“He is a visionary, but many CEOs do well at vision and execution with the benefit of an M.B.A., or with a strong team of M.B.A.s.”
Among the top 100 CEOs in the Fortune 500, roughly a third holds a master’s in business administration, according to the U.S. News Best Business School rankings.
Five M.B.A. programs have trained more than one Fortune 100 CEO, including Harvard Business School, which counts JPMorgan Chase & Co. chief James Dimon and Lawrence Culp Jr., the CEO of General Electric Co., among its alums, and Stanford, where General Motors Co. CEO Mary Barra and Capital One Financial Corp. CEO Richard Fairbank went to business school.
Not all Fortune 100 CEOs with an M.B.A. attended a highly ranked program, the report says. For instance, Stephen Squeri, CEO at American Express Co., earned his degree from Manhattan College’s O’Malley School of Business.
Raj Echambadi, the dean of Northeastern University’s D’Amore-McKim School of Business, questioned Mr. Musk’s assertion that CEOs shouldn’t be attuned to their company profitability, adding that an M.B.A. can give corporate leaders a holistic understanding of business, from the supply chain, operations and manufacturing to marketing, customer service and human resources.
“Do we really think that investor focus on financials is an MBA-education problem?” said Rich Lyons, the former dean of the University of California, Berkeley’s Haas School of Business.
“Do firms with fewer M.B.A.s on their boards and senior teams have shorter meetings? I’m skeptical. Might Musk’s rightful emphasis on product be more a function of the science-driven industry he’s in, as opposed to valid generalization?”
Some critics of the M.B.A applauded Mr. Musk. Dan Rasmussen, a partner at investment firm Verdad Advisers in Boston, said he was delighted by Mr. Musk questioning the value proposition of business education.

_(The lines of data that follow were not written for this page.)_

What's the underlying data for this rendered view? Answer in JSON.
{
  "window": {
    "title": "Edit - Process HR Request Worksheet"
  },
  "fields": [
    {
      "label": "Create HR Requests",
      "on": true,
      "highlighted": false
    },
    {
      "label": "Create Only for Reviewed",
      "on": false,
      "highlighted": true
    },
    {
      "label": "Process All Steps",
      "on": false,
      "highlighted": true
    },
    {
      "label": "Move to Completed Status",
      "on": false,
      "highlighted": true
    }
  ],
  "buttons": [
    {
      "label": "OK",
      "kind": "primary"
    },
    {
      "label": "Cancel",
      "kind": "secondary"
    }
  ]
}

Mr. Rasmussen wrote a report published in 2019 in Institutional Investor that found M.B.A. programs don’t produce CEOs who are better at running companies when their performance is measured by stock-price return.
“What Musk is pointing out here is rewarding doers rather than focusing on airy concepts such as management,” Mr. Rasmussen said. “I’m in favor of a society that favors doing and action rather than pedigree. People devoted to the company might be better or equal to a star M.B.A. that got head-hunted into the company.”

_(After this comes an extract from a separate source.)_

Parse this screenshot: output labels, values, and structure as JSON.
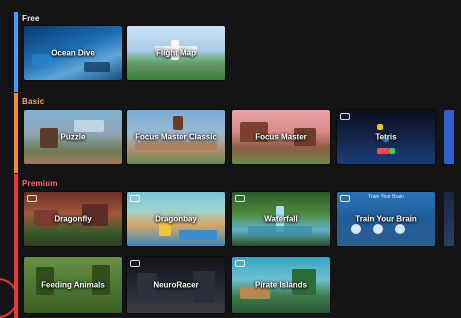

This wasn’t the first time Mr. Musk or other tech leaders have criticized the M.B.A.
In a 2013 interview with the American Physical Society, a nonprofit professional organization for people in physics-related industries, Mr. Musk said: “I hire people in spite of an M.B.A., not because of one.”

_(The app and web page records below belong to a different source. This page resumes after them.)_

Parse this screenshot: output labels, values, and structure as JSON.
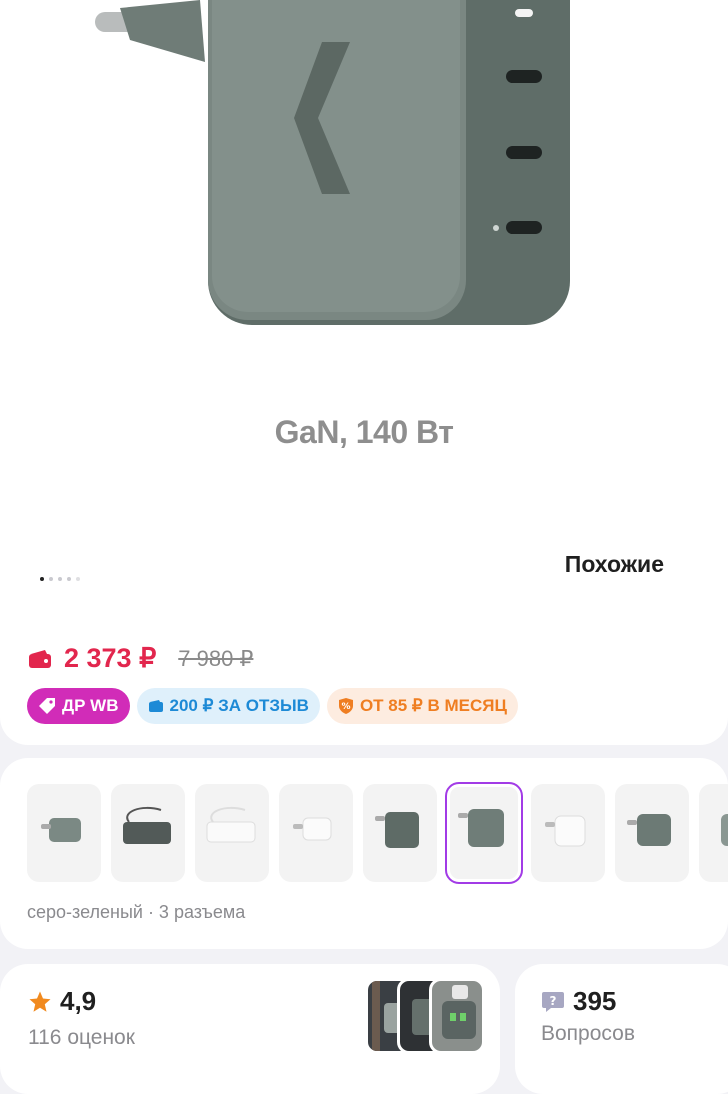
{
  "hero": {
    "caption": "GaN, 140 Вт",
    "similar_label": "Похожие",
    "dots_total": 5,
    "dots_active": 1
  },
  "price": {
    "current": "2 373 ₽",
    "old": "7 980 ₽"
  },
  "badges": [
    {
      "label": "ДР WB",
      "icon": "tag-icon"
    },
    {
      "label": "200 ₽ ЗА ОТЗЫВ",
      "icon": "wallet-icon"
    },
    {
      "label": "ОТ 85 ₽ В МЕСЯЦ",
      "icon": "shield-percent-icon"
    }
  ],
  "variants": {
    "selected_index": 5,
    "label": "серо-зеленый · 3 разъема"
  },
  "rating": {
    "value": "4,9",
    "count": "116 оценок"
  },
  "questions": {
    "count": "395",
    "label": "Вопросов"
  },
  "colors": {
    "price": "#e2264d",
    "accent_purple": "#a23be6",
    "badge_pink": "#d12cb8",
    "badge_blue": "#1d8ad6",
    "badge_orange": "#ef7e22"
  }
}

Peter Thiel, the venture capitalist who started PayPal Holdings Inc. with Mr. Musk and others two decades ago, once said: “Never ever hire an M.B.A.; they will ruin your company.”
Tesla is one of the most sought-after places to work for young graduates and many business-school students, according to Handshake, a student career-services website that college graduates use to look for work.
For the past five years, the electric-car maker has consistently ranked among the top three employers receiving the most job applications
Jeff Bezos, the longtime head of Amazon.com Inc., has criticized M.B.A.s. in the past. But as the e-commerce retailer has grown over the past decade, it has become one of the biggest employers of M.B.A. graduates.
M.B.A. programs have faced criticism over whether their often hefty price tags are worth it. Some of the highest-ranked M.B.A. programs can cost six figures without any living expenses added in or factoring for the opportunity costs of taking two years out of a career to pursue the degree.
Kai Thompson, a recent M.B.A. graduate of the University of Minnesota’s Carlson School of Management who works as a consultant, said his education was worth it.
“The assumption of Mr. Musk that all M.B.A.s care more about finances, spreadsheets, PowerPoint presentations, and board meetings than delivering quality products and services to customers is just simply inaccurate,” he said.